Continued from Are mailing lists overrated?
Paper-based newsletters have many advantages over their electronic cousins. They get read. One newsletter can be read by the whole household or the whole business. It can be passed around the house or office, or left on a coffee table. In this way, it has a longer lifespan than an email.
When I arrived at a client’s residence or business, I would present them with an information pack which contained a business card, a “free support” sticker for their computer, a list of other services I provide, the training manual if they were a training client, and a current newsletter. If I had some past newsletters left over, I would put one of those in as well.
When you meet someone, hand them a newsletter with a business card attached with a nice paper clip.
Paper-based newsletters have greater perceived value. They are real. The effort that has been put into creating them can be seen, touched, and kept for future reference. Even though the same effort would go into crafting an email newsletter, the paper version is given more respect.
Paper Newsletters are real
If you are mailing your newsletter, there is less and less competition in that space. People and businesses are sending and receiving less ‘snail’ mail. The postal service is reducing both staff and deliveries. Some places no longer get mail delivered 5 days a week. Some days, people only get one piece of mail.
Please let it be mine
If you are mailing your newsletter, you can put other things in with it, such as stickers, fridge magnets or any other branded swag that you might have. Everyone loves to open lumpy mail. It might be that the swag will get you past the personal assistant (hereafter called the Doberman) guarding the decision maker’s door.
Mailboxes do not have spam monitoring for addressed mail. Your addressed newsletter is much more likely to get to the person it is intended for. If you are going for the surprise factor, address it by hand with a sharpie. Use a hotel envelope from your last hotel stay, particularly if it is in a foreign place. That should raise the curiosity level in your prospect.
If you are hand delivering mail, respect “no junk mail” stickers and the laws of your state or territory.

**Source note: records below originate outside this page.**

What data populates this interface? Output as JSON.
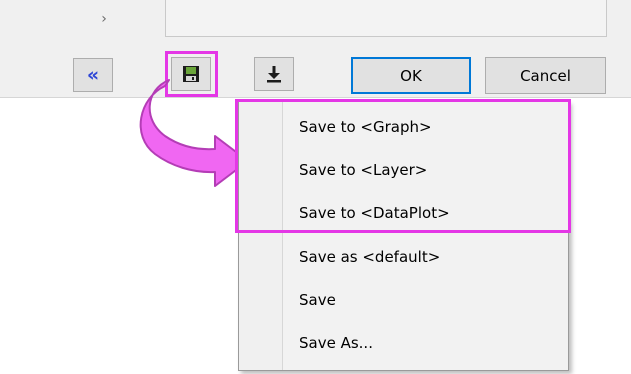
{
  "toolbar": {
    "expander_glyph": "›",
    "collapse_glyph": "«",
    "save_icon": "floppy-disk-icon",
    "download_icon": "download-arrow-icon",
    "ok_label": "OK",
    "cancel_label": "Cancel"
  },
  "menu": {
    "items": [
      {
        "label": "Save to <Graph>"
      },
      {
        "label": "Save to <Layer>"
      },
      {
        "label": "Save to <DataPlot>"
      },
      {
        "label": "Save as <default>"
      },
      {
        "label": "Save"
      },
      {
        "label": "Save As..."
      }
    ]
  },
  "colors": {
    "highlight": "#e437e6",
    "arrow_fill": "#f067f2",
    "collapse_icon": "#2e46d6",
    "ok_border": "#0078d7"
  }
}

Paper newsletters do have a couple of negatives. They can be more expensive. This can be reduced by self-printing, using B&W only, self-delivering, or targeting only small numbers of individuals at a time. Some people might consider printing bad for the environment – you could use recycled paper and encourage recycling once it has been read by adding a little note on the footer of the newsletter.
Continue reading for 21 tips for writing amazing tech newsletters.